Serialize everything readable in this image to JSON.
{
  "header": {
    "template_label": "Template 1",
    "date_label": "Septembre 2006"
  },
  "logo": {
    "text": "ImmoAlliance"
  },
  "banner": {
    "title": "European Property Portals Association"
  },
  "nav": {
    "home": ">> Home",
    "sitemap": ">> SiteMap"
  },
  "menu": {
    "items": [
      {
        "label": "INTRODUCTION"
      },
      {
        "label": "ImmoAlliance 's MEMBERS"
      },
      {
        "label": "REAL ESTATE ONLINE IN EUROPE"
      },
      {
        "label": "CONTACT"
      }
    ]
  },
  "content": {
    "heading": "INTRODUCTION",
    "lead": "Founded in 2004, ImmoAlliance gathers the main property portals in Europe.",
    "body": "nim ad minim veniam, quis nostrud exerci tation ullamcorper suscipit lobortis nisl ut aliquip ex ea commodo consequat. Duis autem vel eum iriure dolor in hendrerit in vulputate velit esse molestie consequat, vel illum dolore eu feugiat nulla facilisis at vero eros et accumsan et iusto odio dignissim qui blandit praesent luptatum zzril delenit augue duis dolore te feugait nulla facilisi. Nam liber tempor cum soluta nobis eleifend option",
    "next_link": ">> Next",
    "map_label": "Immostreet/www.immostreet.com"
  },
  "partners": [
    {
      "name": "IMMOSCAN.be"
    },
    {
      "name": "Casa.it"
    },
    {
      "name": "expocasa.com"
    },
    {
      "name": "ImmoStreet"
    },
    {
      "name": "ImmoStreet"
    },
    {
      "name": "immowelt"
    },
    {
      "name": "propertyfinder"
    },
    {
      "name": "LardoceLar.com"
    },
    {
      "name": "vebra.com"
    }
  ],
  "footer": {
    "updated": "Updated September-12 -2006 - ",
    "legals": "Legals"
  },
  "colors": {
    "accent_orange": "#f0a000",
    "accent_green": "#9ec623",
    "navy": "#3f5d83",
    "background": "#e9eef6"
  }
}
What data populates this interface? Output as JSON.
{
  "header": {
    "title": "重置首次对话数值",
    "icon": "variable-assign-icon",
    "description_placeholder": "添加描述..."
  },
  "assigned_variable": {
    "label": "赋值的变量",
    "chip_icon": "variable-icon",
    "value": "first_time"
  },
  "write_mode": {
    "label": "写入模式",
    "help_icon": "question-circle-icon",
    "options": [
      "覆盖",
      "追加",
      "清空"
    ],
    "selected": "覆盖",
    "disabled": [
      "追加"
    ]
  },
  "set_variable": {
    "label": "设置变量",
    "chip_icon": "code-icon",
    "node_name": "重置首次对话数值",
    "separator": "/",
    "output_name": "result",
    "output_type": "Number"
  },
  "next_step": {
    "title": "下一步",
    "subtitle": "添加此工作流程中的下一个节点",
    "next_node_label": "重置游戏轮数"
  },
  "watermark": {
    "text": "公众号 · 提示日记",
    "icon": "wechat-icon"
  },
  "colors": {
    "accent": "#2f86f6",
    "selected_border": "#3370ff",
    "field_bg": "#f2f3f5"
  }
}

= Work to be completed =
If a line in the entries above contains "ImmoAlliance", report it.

= Task result =
    "text": "ImmoAlliance"
        "label": "ImmoAlliance 's MEMBERS"
    "lead": "Founded in 2004, ImmoAlliance gathers the main property portals in Europe.",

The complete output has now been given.